Dataset rows for apps and sites

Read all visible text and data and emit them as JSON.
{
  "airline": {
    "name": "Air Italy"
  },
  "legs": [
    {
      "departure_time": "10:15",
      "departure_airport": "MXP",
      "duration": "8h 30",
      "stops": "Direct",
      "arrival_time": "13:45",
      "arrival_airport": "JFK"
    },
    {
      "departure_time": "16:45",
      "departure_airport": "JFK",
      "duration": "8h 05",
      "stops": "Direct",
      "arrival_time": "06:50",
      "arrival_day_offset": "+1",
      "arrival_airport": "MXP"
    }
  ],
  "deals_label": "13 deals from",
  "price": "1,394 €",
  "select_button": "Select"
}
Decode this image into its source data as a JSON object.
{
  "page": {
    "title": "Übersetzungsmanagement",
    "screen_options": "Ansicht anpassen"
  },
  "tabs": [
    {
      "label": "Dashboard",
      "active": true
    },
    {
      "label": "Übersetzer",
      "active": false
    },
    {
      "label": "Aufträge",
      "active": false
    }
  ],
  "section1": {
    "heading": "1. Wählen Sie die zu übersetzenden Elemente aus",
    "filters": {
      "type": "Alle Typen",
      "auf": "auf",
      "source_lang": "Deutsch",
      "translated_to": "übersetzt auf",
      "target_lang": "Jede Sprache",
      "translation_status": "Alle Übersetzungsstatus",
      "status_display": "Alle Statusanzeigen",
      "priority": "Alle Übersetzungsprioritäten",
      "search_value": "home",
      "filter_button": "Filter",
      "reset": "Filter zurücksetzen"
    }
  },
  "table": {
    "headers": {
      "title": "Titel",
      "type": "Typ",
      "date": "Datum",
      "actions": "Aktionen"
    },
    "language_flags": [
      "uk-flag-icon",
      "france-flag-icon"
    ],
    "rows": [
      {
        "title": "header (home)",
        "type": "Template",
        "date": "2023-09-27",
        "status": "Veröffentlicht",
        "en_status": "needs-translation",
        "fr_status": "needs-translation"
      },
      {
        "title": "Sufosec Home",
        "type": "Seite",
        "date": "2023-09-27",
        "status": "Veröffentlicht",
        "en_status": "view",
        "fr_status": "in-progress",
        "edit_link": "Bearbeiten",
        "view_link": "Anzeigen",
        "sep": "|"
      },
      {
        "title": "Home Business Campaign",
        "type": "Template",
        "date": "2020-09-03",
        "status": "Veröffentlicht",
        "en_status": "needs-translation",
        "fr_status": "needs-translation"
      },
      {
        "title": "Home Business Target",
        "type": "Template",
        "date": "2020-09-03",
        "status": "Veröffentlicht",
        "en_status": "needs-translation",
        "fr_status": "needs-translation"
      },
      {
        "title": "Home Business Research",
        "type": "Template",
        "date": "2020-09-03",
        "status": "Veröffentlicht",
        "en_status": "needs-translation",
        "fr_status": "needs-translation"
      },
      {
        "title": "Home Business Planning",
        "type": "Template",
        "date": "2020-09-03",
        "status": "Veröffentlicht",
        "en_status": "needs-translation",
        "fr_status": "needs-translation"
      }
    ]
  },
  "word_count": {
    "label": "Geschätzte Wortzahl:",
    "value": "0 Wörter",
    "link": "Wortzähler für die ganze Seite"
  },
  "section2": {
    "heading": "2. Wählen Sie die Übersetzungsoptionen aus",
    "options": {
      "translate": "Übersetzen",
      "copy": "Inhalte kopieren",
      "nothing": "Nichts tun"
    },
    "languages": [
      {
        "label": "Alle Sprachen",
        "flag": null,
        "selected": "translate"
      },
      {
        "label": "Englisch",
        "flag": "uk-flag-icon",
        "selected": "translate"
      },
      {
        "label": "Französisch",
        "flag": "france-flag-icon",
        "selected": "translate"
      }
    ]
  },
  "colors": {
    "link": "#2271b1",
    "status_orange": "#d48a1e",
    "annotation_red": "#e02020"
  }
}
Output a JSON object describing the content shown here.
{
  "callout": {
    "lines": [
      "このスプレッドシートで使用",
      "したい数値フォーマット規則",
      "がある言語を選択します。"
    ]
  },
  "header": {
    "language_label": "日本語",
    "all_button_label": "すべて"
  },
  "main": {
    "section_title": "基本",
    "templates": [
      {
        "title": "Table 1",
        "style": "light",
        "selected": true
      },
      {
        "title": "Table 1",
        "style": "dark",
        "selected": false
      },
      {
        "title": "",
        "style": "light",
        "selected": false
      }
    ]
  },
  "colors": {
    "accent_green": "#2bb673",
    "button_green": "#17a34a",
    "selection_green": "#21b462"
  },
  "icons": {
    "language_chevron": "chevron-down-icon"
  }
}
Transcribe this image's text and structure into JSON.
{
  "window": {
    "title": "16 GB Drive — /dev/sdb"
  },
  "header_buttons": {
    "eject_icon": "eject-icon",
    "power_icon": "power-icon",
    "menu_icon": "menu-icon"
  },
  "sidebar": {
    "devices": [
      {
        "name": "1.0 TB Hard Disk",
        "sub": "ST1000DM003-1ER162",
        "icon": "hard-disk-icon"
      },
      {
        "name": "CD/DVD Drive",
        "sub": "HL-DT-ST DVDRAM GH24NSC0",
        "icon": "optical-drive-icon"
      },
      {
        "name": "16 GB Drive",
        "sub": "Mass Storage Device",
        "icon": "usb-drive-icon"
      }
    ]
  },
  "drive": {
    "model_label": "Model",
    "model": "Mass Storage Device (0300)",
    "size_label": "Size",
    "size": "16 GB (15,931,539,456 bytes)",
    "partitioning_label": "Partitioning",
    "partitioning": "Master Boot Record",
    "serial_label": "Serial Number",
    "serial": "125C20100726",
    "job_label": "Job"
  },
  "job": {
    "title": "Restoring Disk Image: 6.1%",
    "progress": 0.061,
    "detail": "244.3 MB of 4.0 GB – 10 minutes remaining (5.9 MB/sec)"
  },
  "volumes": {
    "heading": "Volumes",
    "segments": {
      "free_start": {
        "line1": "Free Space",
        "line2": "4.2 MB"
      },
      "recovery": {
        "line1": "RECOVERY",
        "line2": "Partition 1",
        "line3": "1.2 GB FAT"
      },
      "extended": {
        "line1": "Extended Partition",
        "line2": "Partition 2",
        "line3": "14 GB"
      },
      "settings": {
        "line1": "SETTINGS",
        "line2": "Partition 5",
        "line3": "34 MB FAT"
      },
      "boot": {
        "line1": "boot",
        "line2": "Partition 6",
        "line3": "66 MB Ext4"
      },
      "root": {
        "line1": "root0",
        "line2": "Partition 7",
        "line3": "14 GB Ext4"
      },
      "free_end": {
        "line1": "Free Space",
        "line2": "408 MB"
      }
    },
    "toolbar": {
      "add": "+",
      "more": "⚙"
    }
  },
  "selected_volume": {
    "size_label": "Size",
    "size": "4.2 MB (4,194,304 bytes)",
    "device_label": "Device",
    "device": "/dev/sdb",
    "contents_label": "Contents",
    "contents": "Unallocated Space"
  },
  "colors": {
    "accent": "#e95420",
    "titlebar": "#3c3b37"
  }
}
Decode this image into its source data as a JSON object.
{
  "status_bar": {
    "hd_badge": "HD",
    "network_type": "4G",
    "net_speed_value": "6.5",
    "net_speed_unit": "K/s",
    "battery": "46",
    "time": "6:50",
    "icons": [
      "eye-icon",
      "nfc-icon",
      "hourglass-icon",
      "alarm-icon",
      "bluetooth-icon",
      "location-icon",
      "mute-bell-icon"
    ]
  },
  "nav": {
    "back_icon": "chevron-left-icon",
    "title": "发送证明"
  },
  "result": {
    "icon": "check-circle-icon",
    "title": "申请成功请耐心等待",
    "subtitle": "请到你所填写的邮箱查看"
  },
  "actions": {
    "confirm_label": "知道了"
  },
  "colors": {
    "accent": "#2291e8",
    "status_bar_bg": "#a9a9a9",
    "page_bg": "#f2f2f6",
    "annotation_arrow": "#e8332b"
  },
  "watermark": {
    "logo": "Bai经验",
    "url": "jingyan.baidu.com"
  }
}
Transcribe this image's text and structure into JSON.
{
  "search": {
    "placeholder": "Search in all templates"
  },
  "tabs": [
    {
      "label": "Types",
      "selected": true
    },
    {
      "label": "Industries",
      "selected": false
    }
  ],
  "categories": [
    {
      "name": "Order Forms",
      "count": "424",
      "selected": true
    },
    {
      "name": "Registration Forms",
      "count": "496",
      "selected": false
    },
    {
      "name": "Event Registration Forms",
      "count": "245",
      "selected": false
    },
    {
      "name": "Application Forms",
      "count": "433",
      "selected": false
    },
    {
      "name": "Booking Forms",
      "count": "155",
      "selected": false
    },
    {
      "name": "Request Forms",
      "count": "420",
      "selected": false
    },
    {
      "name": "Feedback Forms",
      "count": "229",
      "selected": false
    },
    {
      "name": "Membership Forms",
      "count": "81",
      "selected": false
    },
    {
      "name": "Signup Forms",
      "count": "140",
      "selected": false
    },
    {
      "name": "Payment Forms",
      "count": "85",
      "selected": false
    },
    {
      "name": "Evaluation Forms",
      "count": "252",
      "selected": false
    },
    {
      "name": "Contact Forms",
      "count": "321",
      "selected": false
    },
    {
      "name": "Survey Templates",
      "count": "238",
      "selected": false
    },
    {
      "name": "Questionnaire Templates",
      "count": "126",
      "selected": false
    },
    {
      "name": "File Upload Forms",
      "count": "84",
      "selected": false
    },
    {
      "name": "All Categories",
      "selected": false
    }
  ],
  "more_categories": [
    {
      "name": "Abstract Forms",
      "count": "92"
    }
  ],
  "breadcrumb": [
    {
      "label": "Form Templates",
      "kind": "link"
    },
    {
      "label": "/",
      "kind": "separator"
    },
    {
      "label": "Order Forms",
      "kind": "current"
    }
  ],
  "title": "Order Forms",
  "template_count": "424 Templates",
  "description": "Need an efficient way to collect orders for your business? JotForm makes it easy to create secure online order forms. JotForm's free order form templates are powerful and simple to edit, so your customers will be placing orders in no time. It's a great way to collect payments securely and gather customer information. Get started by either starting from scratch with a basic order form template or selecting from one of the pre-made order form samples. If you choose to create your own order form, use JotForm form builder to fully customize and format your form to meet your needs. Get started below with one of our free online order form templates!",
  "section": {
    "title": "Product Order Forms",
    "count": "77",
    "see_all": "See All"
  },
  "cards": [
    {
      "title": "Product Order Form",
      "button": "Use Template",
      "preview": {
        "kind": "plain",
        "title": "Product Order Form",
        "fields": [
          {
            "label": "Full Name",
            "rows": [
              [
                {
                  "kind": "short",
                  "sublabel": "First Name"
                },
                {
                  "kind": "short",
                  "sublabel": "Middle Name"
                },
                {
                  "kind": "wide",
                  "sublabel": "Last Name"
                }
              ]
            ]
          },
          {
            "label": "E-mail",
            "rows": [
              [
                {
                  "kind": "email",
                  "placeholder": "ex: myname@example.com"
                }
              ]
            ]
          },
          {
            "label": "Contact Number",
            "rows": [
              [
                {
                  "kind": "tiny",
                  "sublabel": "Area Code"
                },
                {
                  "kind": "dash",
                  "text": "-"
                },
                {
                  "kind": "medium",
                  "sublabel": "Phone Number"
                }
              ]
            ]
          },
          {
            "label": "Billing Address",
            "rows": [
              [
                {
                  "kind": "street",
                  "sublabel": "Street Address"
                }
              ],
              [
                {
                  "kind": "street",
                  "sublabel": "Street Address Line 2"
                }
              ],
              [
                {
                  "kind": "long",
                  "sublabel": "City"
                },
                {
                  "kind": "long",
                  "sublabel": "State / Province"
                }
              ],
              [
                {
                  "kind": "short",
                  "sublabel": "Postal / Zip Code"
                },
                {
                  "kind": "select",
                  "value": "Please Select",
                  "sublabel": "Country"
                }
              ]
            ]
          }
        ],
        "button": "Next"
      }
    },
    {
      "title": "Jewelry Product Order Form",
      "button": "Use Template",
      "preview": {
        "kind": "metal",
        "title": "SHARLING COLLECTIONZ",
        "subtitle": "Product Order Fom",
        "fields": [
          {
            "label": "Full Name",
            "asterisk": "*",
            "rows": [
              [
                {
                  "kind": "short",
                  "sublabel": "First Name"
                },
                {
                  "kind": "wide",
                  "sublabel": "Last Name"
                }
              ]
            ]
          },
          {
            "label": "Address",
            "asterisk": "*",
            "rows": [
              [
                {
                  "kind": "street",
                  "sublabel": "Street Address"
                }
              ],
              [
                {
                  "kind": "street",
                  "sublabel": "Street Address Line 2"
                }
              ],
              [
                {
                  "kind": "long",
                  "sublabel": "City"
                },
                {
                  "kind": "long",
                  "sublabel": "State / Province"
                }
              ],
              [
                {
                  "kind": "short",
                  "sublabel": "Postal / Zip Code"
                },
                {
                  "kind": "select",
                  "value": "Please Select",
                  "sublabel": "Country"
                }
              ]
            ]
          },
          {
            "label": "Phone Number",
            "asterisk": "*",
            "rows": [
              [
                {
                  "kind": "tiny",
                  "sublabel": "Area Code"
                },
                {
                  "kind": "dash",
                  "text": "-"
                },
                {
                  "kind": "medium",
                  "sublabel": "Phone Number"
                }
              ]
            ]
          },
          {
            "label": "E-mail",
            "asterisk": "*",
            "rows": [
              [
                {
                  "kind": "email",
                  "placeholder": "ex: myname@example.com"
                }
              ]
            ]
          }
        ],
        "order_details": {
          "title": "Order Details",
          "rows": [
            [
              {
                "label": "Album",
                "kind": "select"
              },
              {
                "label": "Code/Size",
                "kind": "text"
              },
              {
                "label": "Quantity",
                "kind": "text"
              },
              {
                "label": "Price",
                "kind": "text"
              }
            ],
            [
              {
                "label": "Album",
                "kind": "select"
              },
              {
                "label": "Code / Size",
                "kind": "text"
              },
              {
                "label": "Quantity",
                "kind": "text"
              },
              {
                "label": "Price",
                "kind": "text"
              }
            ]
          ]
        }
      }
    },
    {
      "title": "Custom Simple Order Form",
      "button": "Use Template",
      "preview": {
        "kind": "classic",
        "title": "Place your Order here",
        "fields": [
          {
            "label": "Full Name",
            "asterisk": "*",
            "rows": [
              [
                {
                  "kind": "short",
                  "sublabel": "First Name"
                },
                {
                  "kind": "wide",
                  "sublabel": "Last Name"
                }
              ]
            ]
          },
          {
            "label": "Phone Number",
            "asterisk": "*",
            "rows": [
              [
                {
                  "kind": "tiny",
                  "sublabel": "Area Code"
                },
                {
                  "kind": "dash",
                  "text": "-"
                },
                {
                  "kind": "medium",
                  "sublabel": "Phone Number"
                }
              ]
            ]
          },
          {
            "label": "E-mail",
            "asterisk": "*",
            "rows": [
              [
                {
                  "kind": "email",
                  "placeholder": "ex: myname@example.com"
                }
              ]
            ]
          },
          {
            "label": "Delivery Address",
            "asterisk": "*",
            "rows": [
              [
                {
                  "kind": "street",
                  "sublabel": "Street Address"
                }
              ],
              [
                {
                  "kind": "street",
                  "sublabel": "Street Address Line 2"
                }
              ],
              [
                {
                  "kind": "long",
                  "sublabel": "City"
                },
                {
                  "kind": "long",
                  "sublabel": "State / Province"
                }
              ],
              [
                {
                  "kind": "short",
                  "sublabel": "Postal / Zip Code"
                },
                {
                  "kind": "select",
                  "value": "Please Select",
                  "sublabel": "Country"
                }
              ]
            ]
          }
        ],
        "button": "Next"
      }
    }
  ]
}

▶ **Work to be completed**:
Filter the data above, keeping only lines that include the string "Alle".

▶ **Task solution**:
      "type": "Alle Typen",
      "translation_status": "Alle Übersetzungsstatus",
      "status_display": "Alle Statusanzeigen",
      "priority": "Alle Übersetzungsprioritäten",
        "label": "Alle Sprachen",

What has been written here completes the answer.